(Records from a dataset)

# # #

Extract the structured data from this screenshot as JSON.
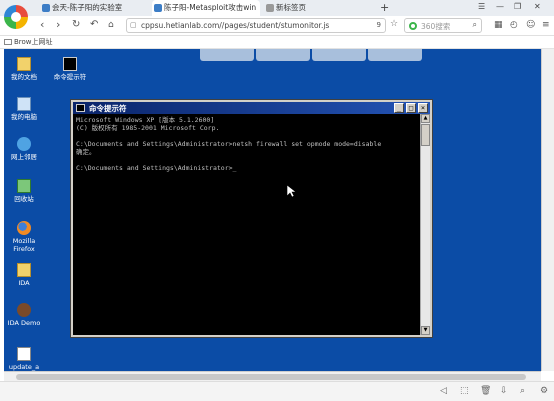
{
  "browser": {
    "tabs": [
      {
        "label": "会天-陈子阳的实验室"
      },
      {
        "label": "陈子阳-Metasploit攻击win"
      },
      {
        "label": "新标签页"
      }
    ],
    "new_tab": "+",
    "url": "cppsu.hetianlab.com//pages/student/stumonitor.js",
    "url_suffix": "9",
    "search_placeholder": "360搜索",
    "bookmark": "Brow上网址"
  },
  "desktop": {
    "icons": [
      {
        "label": "我的文档"
      },
      {
        "label": "命令提示符"
      },
      {
        "label": "我的电脑"
      },
      {
        "label": "网上邻居"
      },
      {
        "label": "回收站"
      },
      {
        "label": "Mozilla Firefox"
      },
      {
        "label": "IDA"
      },
      {
        "label": "IDA Demo"
      },
      {
        "label": "update_a"
      }
    ]
  },
  "cmd": {
    "title": "命令提示符",
    "lines": [
      "Microsoft Windows XP [版本 5.1.2600]",
      "(C) 版权所有 1985-2001 Microsoft Corp.",
      "",
      "C:\\Documents and Settings\\Administrator>netsh firewall set opmode mode=disable",
      "确定。",
      "",
      "C:\\Documents and Settings\\Administrator>_"
    ]
  },
  "colors": {
    "desktop_bg": "#0b4ca6",
    "titlebar": "#0a246a"
  }
}
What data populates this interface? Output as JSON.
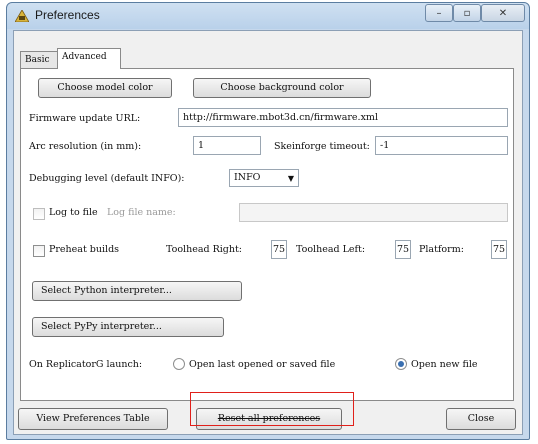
{
  "window": {
    "title": "Preferences",
    "minimize_icon": "minimize-icon",
    "maximize_icon": "maximize-icon",
    "close_icon": "close-icon",
    "controls": {
      "minimize": "–",
      "maximize": "▫",
      "close": "✕"
    }
  },
  "tabs": [
    {
      "label": "Basic",
      "active": false
    },
    {
      "label": "Advanced",
      "active": true
    }
  ],
  "advanced": {
    "choose_model_color": "Choose model color",
    "choose_background_color": "Choose background color",
    "firmware_label": "Firmware update URL:",
    "firmware_value": "http://firmware.mbot3d.cn/firmware.xml",
    "arc_label": "Arc resolution (in mm):",
    "arc_value": "1",
    "skein_label": "Skeinforge timeout:",
    "skein_value": "-1",
    "debug_label": "Debugging level (default INFO):",
    "debug_value": "INFO",
    "debug_arrow": "▼",
    "log_label": "Log to file",
    "log_name_label": "Log file name:",
    "log_name_value": "",
    "preheat_label": "Preheat builds",
    "toolhead_right_label": "Toolhead Right:",
    "toolhead_right_value": "75",
    "toolhead_left_label": "Toolhead Left:",
    "toolhead_left_value": "75",
    "platform_label": "Platform:",
    "platform_value": "75",
    "python_button": "Select Python interpreter...",
    "pypy_button": "Select PyPy interpreter...",
    "launch_label": "On ReplicatorG launch:",
    "radio_open_last": "Open last opened or saved file",
    "radio_open_new": "Open new file",
    "selected_launch": "Open new file"
  },
  "footer": {
    "view_table": "View Preferences Table",
    "reset_all": "Reset all preferences",
    "close": "Close"
  },
  "colors": {
    "highlight": "#e0201a",
    "radio_selected": "#3a6fb0"
  }
}
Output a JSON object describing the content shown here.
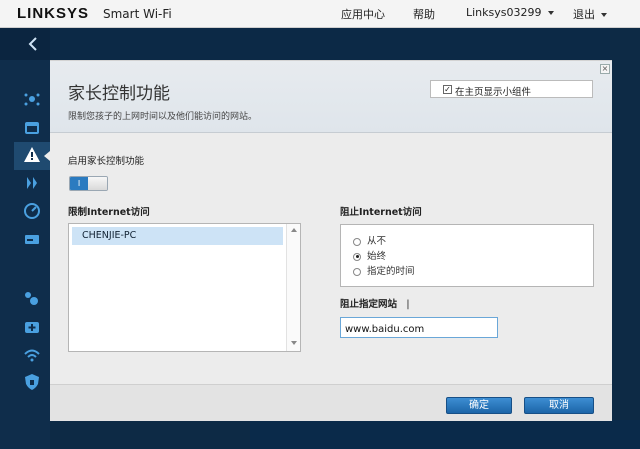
{
  "brand": {
    "logo": "LINKSYS",
    "product": "Smart Wi-Fi"
  },
  "topnav": {
    "app_center": "应用中心",
    "help": "帮助",
    "router": "Linksys03299",
    "logout": "退出"
  },
  "panel": {
    "title": "家长控制功能",
    "subtitle": "限制您孩子的上网时间以及他们能访问的网站。",
    "show_widget_label": "在主页显示小组件",
    "show_widget_checked": true,
    "enable_label": "启用家长控制功能",
    "enable_state": "I",
    "restrict_devices_label": "限制Internet访问",
    "devices": [
      "CHENJIE-PC"
    ],
    "block_internet_label": "阻止Internet访问",
    "block_options": [
      "从不",
      "始终",
      "指定的时间"
    ],
    "block_selected": "始终",
    "block_sites_label": "阻止指定网站",
    "block_sites_cursor": "|",
    "site_value": "www.baidu.com",
    "ok_label": "确定",
    "cancel_label": "取消"
  },
  "colors": {
    "accent": "#2b7bc0",
    "dark_bg": "#0f2d4b",
    "selection": "#cde3f6"
  }
}
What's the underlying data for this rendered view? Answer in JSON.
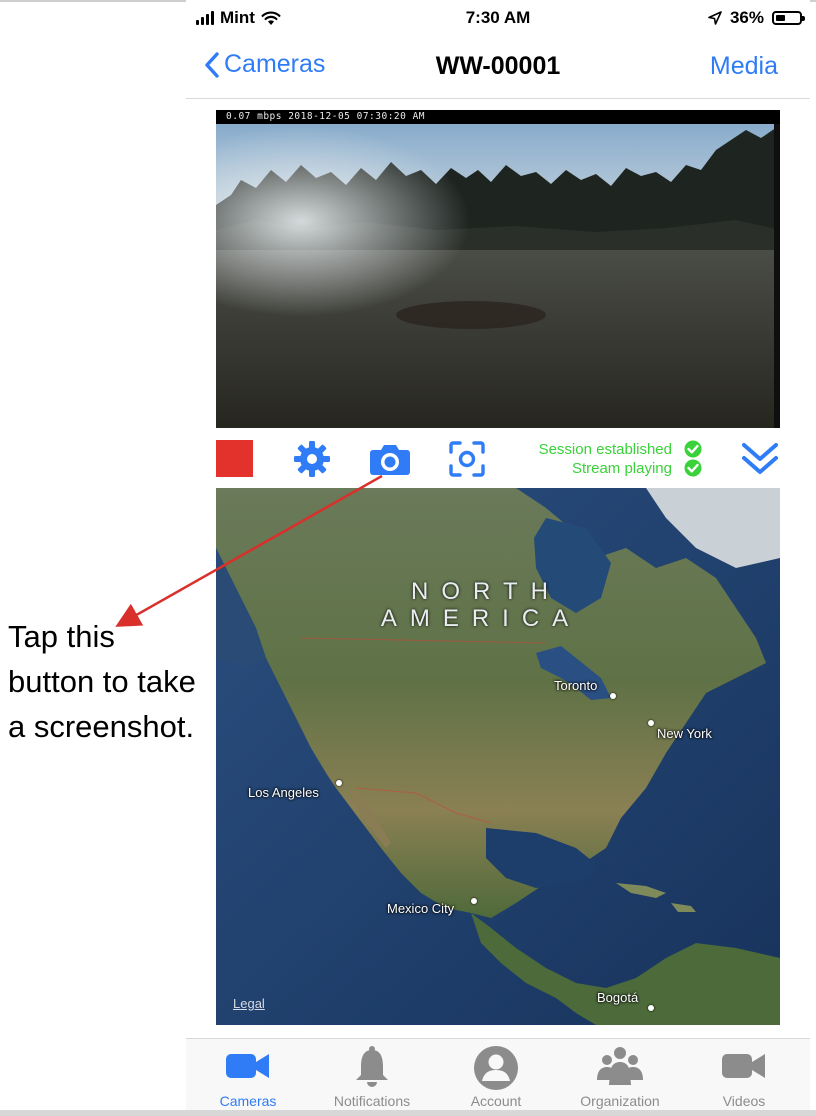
{
  "status_bar": {
    "carrier": "Mint",
    "time": "7:30 AM",
    "battery": "36%"
  },
  "nav": {
    "back_label": "Cameras",
    "title": "WW-00001",
    "media_label": "Media"
  },
  "video": {
    "overlay_text": "0.07 mbps 2018-12-05 07:30:20 AM"
  },
  "controls": {
    "stop_icon": "stop-square-icon",
    "settings_icon": "gear-icon",
    "camera_icon": "camera-icon",
    "scan_icon": "scan-frame-icon",
    "expand_icon": "double-chevron-down-icon",
    "session_status": "Session established",
    "stream_status": "Stream playing",
    "status_color": "#3ad13a",
    "stop_color": "#e3312b",
    "accent_color": "#2f7cf6"
  },
  "map": {
    "continent_line1": "NORTH",
    "continent_line2": "AMERICA",
    "cities": {
      "toronto": "Toronto",
      "new_york": "New York",
      "los_angeles": "Los Angeles",
      "mexico_city": "Mexico City",
      "bogota": "Bogotá"
    },
    "legal": "Legal"
  },
  "tabs": [
    {
      "label": "Cameras",
      "icon": "video-camera-icon",
      "active": true
    },
    {
      "label": "Notifications",
      "icon": "bell-icon",
      "active": false
    },
    {
      "label": "Account",
      "icon": "person-icon",
      "active": false
    },
    {
      "label": "Organization",
      "icon": "group-icon",
      "active": false
    },
    {
      "label": "Videos",
      "icon": "video-camera-icon",
      "active": false
    }
  ],
  "annotation": {
    "text": "Tap this button to take a screenshot.",
    "arrow_color": "#d9302b"
  }
}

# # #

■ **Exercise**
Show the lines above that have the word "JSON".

■ **Answer**
Extract the structured data from this screenshot as JSON.
What data populates this interface? Output as JSON.
Output a JSON object describing the content shown here.
What's the underlying data for this rendered view? Answer in JSON.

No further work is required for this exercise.